That’s when a CAT scan revealed she had an enormous tumor that had displaced her organs and was cutting off the blood supply to her brain.
Cridland underwent two-and-a-half hours of surgery to remove the mass, which luckily was benign and was caused by undiagnosed endometriosis.
After the surgery, Cridland was 65 pounds lighter.
‘My stomach was like a rock,’ Cridland said.
‘I would take one bite of something and it would make me feel nauseous and like it was stuck in my chest.’
But it all took a turn in February last year, when she could barely eat anything.
‘I was at my granddaughter’s birthday and everyone was looking at me, like, ‘that’s not just menopause.”
She decided to see a doctor just to be sure, so the doctor ordered a CAT scan.
Immediately, the scan revealed something was very wrong.

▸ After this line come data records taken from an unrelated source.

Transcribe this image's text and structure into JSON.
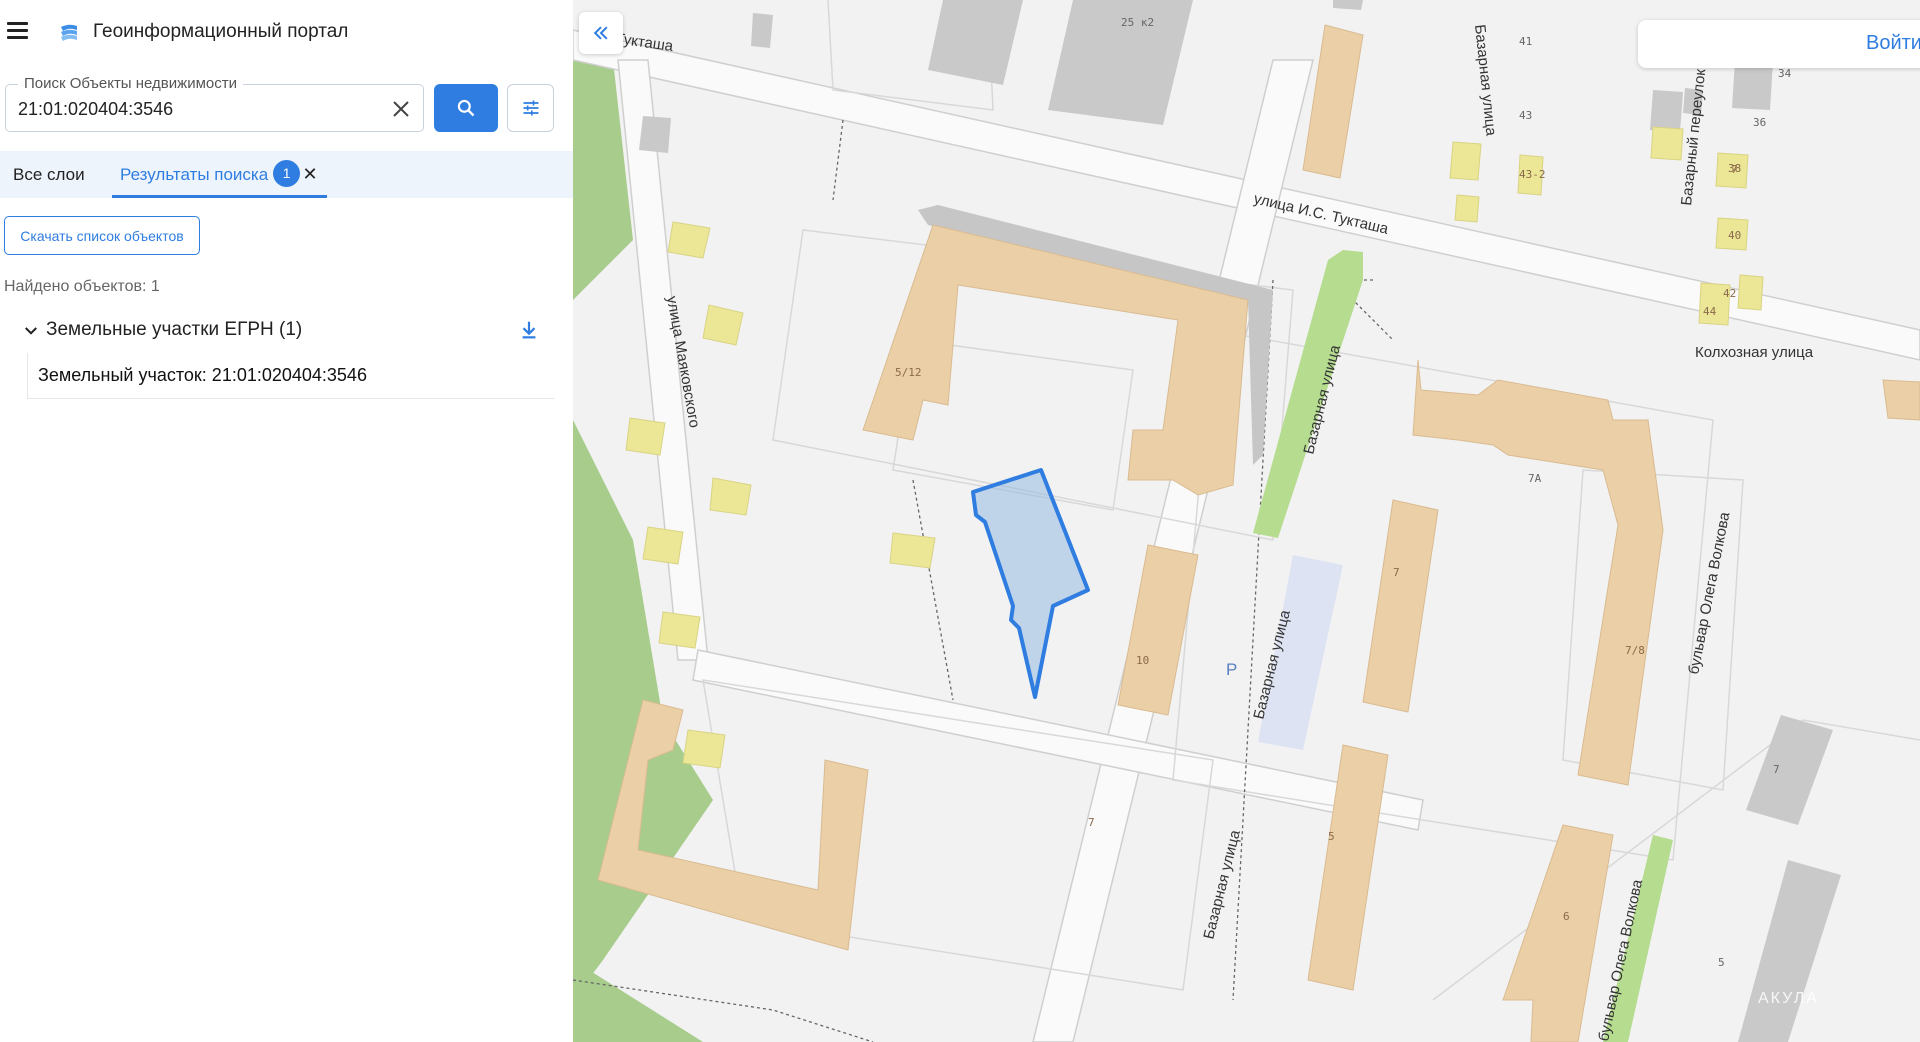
{
  "app": {
    "title": "Геоинформационный портал"
  },
  "search": {
    "label": "Поиск Объекты недвижимости",
    "value": "21:01:020404:3546"
  },
  "tabs": {
    "all_label": "Все слои",
    "results_label": "Результаты поиска",
    "results_count": "1",
    "close_glyph": "✕"
  },
  "results": {
    "download_list_label": "Скачать список объектов",
    "found_text": "Найдено объектов: 1",
    "group_title": "Земельные участки ЕГРН (1)",
    "item_label": "Земельный участок: 21:01:020404:3546"
  },
  "map": {
    "login_label": "Войти",
    "watermark": "АКУЛА",
    "parking_label": "P",
    "streets": {
      "tuktasha_short": "Тукташа",
      "tuktasha": "улица И.С. Тукташа",
      "bazarnaya": "Базарная улица",
      "bazarny_pereulok": "Базарный переулок",
      "kolkhoznaya": "Колхозная улица",
      "mayakovskogo": "улица Маяковского",
      "volkova": "бульвар Олега Волкова"
    },
    "buildings": [
      "25 к2",
      "41",
      "43",
      "43-2",
      "34",
      "36",
      "38",
      "40",
      "42",
      "44",
      "7",
      "5/12",
      "10",
      "7",
      "7/8",
      "7А",
      "7",
      "5",
      "6",
      "5",
      "7"
    ]
  },
  "colors": {
    "accent": "#2f7de1",
    "building": "#ebcfa6",
    "green": "#a8cc8c",
    "parcel_fill": "#b8cfe8",
    "parcel_stroke": "#2f7de1"
  },
  "icons": [
    "menu-icon",
    "portal-logo-icon",
    "clear-icon",
    "search-icon",
    "filter-icon",
    "chevron-down-icon",
    "download-icon",
    "double-chevron-left-icon"
  ]
}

‘He showed me the tumor on the CAT scan and it was very scary because it was cutting off the blood supply to my brain,’ Cridland said.
‘He said probably another two weeks it would have been life or death.’
Cridland said the mass was pushing her intestines to one side, and her stomach up towards her chest.
Like many things in women’s health, endometriosis is incredibly difficult to diagnose since the symptoms masquerade as other, less threatening ones.
It’s a condition that causes the lining of the uterus to break off, attach and grow elsewhere in the body – often in the pelvis or the ovaries but sometimes even in the chest or elsewhere.
When a woman has her menstrual cycle and her uterus lining bleeds, those pieces of uterus lining bleed too.
Since the body is well-armed to patch up spontaneous bleeding, that leads to scarring and clumps in areas that it shouldn’t be.
It means women can develop cysts or even benign masses.
The symptoms are subtle, though. A bit of weight gain, painful periods, heavy bleeding – all things that may happen during a period or menopause.
And there is no simple way to diagnose it.
The only option is key-hole surgery. Literally: opening a woman up to physically see the lining in other places and remove it.
There are efforts to find new, less invasive ways. One start-up, NextGen Jane, believes we could detect signs of endometriosis in menstrual blood. The idea is that women could send ‘smart tampons’ to a lab in the post, which could be screened for all kinds of hard-to-detect conditions.
But that is still quite a bit off hitting the market.
Perhaps in a few decades, endometriosis will be more swiftly detectable.
For Cridland, it hadn’t even crossed her mind to check.
‘It’s becoming more common than I realize after I had it removed,’ Cridland told KTVB. ‘I started reading all these stories about it and it was caused from endometriosis.’
She said she ignored red flags about her health, and hopes her story will remind other women that they shouldn’t avoid seeing a doctor.
Now she feels completely different.
Even her husband was stunned by her dramatic weight loss after the surgery.
‘It was like, his jaw hit the floor,’ Cridland said.’ He’s like, “where did my wife go?”‘